Required action:
Throughout the records below, find the lines with the string "content" and give how many there are, nothing else.

(Page and application data records)
____________________

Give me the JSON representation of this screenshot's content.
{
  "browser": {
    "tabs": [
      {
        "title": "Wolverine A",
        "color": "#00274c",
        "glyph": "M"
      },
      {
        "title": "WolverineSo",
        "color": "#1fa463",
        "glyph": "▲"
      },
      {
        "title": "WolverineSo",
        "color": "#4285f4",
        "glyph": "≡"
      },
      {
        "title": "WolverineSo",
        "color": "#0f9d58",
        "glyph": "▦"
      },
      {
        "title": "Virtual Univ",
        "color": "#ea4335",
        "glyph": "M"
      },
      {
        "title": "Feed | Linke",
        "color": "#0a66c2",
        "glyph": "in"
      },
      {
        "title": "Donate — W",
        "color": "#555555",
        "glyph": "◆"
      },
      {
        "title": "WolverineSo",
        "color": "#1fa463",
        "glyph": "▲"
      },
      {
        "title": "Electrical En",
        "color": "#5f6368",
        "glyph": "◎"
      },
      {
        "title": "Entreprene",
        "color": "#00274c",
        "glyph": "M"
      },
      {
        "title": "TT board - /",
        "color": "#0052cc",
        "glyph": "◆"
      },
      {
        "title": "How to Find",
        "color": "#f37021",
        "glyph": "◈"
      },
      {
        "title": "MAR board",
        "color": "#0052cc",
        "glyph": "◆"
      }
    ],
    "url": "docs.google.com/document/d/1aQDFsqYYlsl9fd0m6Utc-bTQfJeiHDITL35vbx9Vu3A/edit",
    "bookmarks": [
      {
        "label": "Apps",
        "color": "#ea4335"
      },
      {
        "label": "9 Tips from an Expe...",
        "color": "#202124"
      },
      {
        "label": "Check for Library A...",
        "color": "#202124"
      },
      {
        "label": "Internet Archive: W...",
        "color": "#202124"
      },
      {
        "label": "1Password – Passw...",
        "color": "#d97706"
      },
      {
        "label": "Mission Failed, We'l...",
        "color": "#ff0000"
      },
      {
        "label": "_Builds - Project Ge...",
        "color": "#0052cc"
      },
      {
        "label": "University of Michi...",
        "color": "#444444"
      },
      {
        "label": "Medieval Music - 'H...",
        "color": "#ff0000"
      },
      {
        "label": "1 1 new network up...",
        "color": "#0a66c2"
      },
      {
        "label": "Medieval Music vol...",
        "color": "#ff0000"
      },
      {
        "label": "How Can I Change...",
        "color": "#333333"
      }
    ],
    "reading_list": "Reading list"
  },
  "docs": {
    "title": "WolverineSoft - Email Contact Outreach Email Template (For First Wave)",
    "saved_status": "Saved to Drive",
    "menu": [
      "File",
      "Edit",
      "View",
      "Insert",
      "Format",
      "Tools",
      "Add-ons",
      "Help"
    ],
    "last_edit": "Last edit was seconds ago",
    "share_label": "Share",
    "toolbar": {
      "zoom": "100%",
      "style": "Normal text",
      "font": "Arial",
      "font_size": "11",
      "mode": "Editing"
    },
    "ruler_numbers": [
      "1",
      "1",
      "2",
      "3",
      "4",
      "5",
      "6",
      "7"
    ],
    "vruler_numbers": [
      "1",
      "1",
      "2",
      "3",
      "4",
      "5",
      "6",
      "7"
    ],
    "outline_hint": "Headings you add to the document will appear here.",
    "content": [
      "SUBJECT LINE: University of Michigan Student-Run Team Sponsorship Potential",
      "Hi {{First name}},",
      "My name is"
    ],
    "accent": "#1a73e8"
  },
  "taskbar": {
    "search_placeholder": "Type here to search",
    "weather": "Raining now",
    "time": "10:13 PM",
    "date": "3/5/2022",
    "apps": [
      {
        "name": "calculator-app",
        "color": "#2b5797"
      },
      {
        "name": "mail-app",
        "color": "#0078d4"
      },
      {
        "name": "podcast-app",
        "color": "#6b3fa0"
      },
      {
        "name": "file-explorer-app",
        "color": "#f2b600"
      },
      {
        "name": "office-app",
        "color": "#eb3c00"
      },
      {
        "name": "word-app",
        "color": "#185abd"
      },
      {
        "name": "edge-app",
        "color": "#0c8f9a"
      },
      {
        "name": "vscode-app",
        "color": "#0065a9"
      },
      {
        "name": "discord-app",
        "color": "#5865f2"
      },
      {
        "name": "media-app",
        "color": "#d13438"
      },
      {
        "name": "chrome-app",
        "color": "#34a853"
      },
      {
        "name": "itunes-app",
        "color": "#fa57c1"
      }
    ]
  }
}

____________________

Expected answer:
2